● **Prompt**
Scan the lines below; pull out those with "expectancy".

==========

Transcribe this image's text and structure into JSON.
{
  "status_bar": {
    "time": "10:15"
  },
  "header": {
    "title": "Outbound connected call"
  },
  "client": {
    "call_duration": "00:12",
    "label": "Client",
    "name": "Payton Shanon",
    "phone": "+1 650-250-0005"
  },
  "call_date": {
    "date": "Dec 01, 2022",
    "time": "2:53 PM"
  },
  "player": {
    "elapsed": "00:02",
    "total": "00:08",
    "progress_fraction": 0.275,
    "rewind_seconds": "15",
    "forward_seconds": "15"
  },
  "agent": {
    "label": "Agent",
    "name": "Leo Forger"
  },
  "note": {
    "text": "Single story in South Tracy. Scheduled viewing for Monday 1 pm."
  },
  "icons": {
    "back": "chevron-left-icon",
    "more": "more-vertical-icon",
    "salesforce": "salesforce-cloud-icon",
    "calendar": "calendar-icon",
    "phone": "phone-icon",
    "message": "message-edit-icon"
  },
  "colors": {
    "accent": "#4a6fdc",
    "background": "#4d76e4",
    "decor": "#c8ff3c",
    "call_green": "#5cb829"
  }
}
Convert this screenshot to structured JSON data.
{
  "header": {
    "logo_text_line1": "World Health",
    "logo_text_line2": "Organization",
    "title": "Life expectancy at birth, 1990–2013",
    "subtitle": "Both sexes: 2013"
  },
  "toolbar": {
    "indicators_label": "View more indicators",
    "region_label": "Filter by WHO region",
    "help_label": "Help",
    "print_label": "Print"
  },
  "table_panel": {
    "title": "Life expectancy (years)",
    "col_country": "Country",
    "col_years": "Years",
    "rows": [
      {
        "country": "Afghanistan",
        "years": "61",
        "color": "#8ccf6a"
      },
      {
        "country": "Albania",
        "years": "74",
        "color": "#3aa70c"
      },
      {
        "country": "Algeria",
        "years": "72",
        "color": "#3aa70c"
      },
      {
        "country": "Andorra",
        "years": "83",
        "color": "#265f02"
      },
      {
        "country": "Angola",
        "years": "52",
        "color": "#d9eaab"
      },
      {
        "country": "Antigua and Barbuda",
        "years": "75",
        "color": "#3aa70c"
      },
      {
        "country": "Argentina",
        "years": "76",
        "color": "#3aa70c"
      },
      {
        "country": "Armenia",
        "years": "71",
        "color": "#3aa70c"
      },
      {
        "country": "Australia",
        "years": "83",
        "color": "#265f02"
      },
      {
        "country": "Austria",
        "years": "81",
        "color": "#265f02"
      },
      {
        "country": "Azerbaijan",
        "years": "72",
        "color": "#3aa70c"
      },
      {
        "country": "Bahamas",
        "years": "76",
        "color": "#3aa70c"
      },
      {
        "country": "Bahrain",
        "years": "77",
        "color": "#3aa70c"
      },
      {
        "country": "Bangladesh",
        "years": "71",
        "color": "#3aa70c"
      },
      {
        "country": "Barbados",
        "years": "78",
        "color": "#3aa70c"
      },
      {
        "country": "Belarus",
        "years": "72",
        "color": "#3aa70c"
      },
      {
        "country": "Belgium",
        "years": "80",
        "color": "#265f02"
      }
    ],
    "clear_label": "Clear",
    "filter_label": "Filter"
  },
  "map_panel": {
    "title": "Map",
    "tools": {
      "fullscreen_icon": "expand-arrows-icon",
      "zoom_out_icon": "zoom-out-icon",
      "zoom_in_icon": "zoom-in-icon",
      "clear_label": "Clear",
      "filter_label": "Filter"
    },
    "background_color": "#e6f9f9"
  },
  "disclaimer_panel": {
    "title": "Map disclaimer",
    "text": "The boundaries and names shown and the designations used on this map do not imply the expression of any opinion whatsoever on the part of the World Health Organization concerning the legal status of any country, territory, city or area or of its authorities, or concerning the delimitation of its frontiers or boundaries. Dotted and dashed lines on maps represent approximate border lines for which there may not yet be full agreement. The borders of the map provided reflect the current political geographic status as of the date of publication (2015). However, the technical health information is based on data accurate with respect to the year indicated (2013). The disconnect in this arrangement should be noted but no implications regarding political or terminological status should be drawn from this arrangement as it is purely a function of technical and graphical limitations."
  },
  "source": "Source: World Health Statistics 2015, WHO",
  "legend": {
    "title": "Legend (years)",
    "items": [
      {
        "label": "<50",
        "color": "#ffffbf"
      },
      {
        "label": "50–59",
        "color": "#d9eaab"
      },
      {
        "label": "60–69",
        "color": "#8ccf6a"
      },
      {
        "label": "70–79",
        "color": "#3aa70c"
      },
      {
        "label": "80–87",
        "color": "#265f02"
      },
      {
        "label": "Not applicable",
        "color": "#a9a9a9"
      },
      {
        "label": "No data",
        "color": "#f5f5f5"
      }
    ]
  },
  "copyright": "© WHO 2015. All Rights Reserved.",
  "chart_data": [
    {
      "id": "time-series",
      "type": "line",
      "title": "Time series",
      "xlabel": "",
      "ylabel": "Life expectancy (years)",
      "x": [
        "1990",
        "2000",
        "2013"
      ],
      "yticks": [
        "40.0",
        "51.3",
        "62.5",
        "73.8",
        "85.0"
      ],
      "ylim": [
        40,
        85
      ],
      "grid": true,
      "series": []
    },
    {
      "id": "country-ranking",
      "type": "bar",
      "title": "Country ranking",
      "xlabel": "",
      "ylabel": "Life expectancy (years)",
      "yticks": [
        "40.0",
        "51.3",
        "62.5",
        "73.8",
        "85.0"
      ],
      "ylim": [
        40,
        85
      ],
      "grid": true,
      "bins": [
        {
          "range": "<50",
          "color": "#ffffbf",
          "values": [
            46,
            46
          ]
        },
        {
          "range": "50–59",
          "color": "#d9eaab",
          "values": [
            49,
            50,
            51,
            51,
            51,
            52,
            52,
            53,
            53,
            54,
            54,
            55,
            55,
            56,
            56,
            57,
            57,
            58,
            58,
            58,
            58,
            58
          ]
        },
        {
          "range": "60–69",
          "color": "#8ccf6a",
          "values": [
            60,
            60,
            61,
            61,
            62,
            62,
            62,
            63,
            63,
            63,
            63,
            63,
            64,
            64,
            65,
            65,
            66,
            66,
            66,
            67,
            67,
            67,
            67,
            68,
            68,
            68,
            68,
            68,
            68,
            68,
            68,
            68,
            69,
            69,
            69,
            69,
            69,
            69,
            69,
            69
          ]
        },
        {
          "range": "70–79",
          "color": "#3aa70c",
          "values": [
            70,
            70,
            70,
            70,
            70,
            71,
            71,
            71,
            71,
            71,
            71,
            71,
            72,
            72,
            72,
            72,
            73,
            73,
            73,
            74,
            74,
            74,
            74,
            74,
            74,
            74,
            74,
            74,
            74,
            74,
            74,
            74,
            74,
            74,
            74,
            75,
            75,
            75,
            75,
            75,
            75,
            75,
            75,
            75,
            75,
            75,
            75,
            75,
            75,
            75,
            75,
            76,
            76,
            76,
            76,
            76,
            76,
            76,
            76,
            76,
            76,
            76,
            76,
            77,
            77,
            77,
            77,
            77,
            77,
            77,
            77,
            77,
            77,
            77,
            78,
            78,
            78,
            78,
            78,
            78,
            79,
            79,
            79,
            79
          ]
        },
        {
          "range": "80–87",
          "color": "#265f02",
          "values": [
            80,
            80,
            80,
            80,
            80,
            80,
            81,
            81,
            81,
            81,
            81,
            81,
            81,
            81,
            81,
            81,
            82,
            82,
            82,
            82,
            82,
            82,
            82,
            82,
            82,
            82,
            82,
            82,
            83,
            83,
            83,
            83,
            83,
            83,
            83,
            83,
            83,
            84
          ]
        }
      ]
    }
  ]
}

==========

● **Answer to the exercise**
    "title": "Life expectancy at birth, 1990–2013",
    "title": "Life expectancy (years)",
      "ylabel": "Life expectancy (years)",
      "ylabel": "Life expectancy (years)",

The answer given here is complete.